Late Monday in the U.S., government officials and industry executives said the Bush administration would use $250 billion of the $700 billion bailout program recently passed by Congress to buy into American banks. The government initially will buy stock of nine large banks, but the program is expected to be expanded to many others.

U.S. President George W. Bush planned to announce the details later Tuesday.

"The expectation of further announcements regarding cash injections into banks from the U.S. combined with the fact that certainly at the end of last week's session equities were simply looking grossly oversold does seem to suggest that the current rally does have some chance of being sustainable," said Matt Buckland, a dealer at CMC Markets in London.

The long-term key is whether the flurry of activity can actually break the logjam in credit markets. Despite the coordinated interest rate reductions announced last Wednesday, and massive liquidity boosts, the rates at which banks lend remain high, despite some easing in rates and spreads Monday. That means banks are afraid to lend to each other, and raises the chance that they and other businesses won't get the credit they need to operate.

Market participants will be keeping a close eye on money market rates later when they are fixed. On Monday, the London interbank offered rate, or Libor, for three-month dollar loans fell 0.07 percent to 4.75 percent, while the similar rate in euros, or Euribor, dipped only 0.063 to 5.318 percent.

Earlier, Asian governments took more steps to fortify their own financial systems, helping stock markets across the region to rally. Authorities relaxed regulations on companies buying up their own shares, a change that will help prevent takeovers and allow companies to prevent a nose-dive in their own issues.

Japan also promised to continue to protect people's insurance policies and savings accounts, and said it will consider capital injection into medium-size and small Japanese financial institutions.

And in Australia, the government announced a plan to inject 10.4 billion Australian dollars ($7.4 billion) to strengthen the country's economy, helping send the S&P/ASX200 index 3.7 percent higher. Hong Kong promised to guarantee all bank deposits until 2010.

Hong Kong's key index ended up 3.2 percent, while South Korea's market jumped over 6 percent.
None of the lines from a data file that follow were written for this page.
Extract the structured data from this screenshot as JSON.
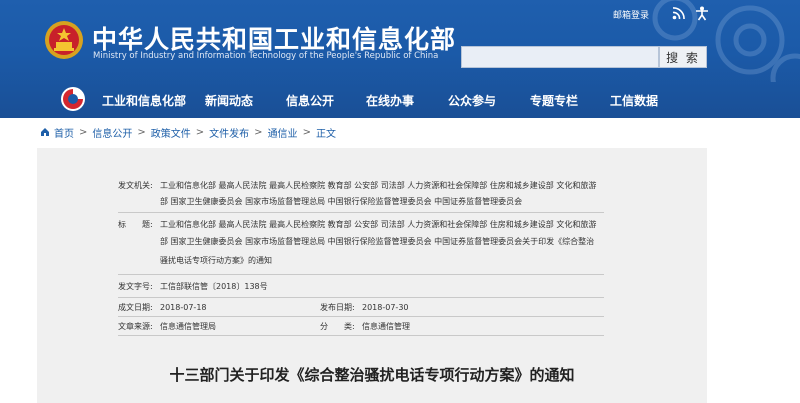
{
  "header": {
    "title": "中华人民共和国工业和信息化部",
    "subtitle": "Ministry of Industry and Information Technology of the People's Republic of China",
    "mail_login": "邮箱登录",
    "search_button": "搜 索",
    "search_placeholder": ""
  },
  "nav": {
    "items": [
      "工业和信息化部",
      "新闻动态",
      "信息公开",
      "在线办事",
      "公众参与",
      "专题专栏",
      "工信数据"
    ]
  },
  "breadcrumb": [
    "首页",
    "信息公开",
    "政策文件",
    "文件发布",
    "通信业",
    "正文"
  ],
  "meta": {
    "issuer_label": "发文机关:",
    "issuer_line1": "工业和信息化部 最高人民法院 最高人民检察院 教育部 公安部 司法部 人力资源和社会保障部 住房和城乡建设部 文化和旅游",
    "issuer_line2": "部 国家卫生健康委员会 国家市场监督管理总局 中国银行保险监督管理委员会 中国证券监督管理委员会",
    "title_label": "标　　题:",
    "title_line1": "工业和信息化部 最高人民法院 最高人民检察院 教育部 公安部 司法部 人力资源和社会保障部 住房和城乡建设部 文化和旅游",
    "title_line2": "部 国家卫生健康委员会 国家市场监督管理总局 中国银行保险监督管理委员会 中国证券监督管理委员会关于印发《综合整治",
    "title_line3": "骚扰电话专项行动方案》的通知",
    "doc_no_label": "发文字号:",
    "doc_no": "工信部联信管〔2018〕138号",
    "created_label": "成文日期:",
    "created": "2018-07-18",
    "published_label": "发布日期:",
    "published": "2018-07-30",
    "source_label": "文章来源:",
    "source": "信息通信管理局",
    "category_label": "分　　类:",
    "category": "信息通信管理"
  },
  "document_title": "十三部门关于印发《综合整治骚扰电话专项行动方案》的通知",
  "colors": {
    "header_blue": "#1b5aa8",
    "link_blue": "#1e5fa8",
    "panel_gray": "#f0f0f0"
  }
}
The Philippine market surged more than 7 percent and Indonesia's market — shut half of last week due to dramatic declines — was up more than 6 percent.

"The governments are ensuring that no matter what happens they're not going to allow another major institution to fail," said Singapore-based investment analyst Nicole Sze of Bank Julius Baer & Co., which manages about $300 billion in assets.

"What's happened in the last 48 hours is an extremely positive development. ... You're seeing a reversal of the panic selling, and we think a temporary bottom has been found."

Only China's market fell — sliding 2.7 percent. In Japan, megabank Mitsubishi UFJ Financial Group Inc. added more than 14 percent after completing a $9 billion deal for a 21 percent stake in U.S. investment bank Morgan Stanley.

Russia's stock markets joined the surge Tuesday, prompting regulators to suspend trading on one of the two major exchanges. The MICEX, where most of Russia's trading takes place, climbed 11.2 percent before trading was halted for an hour. The RTS climbed 6.4 percent.

U.S. stock futures were up, suggesting Wall Street would climb higher Tuesday. Dow futures advanced 51 points, or 0.5 percent, to 9,540. S&P 500 futures were up 10 points, or 1 percent, to 1,026.

Oil continued to rise, with light sweet crude for November delivery gaining $2.69 to $83.88 a barrel in European trade on the New York Mercantile Exchange.

In currencies, the dollar slid to 102.30 yen, while the euro was slightly firmer at $1.3668.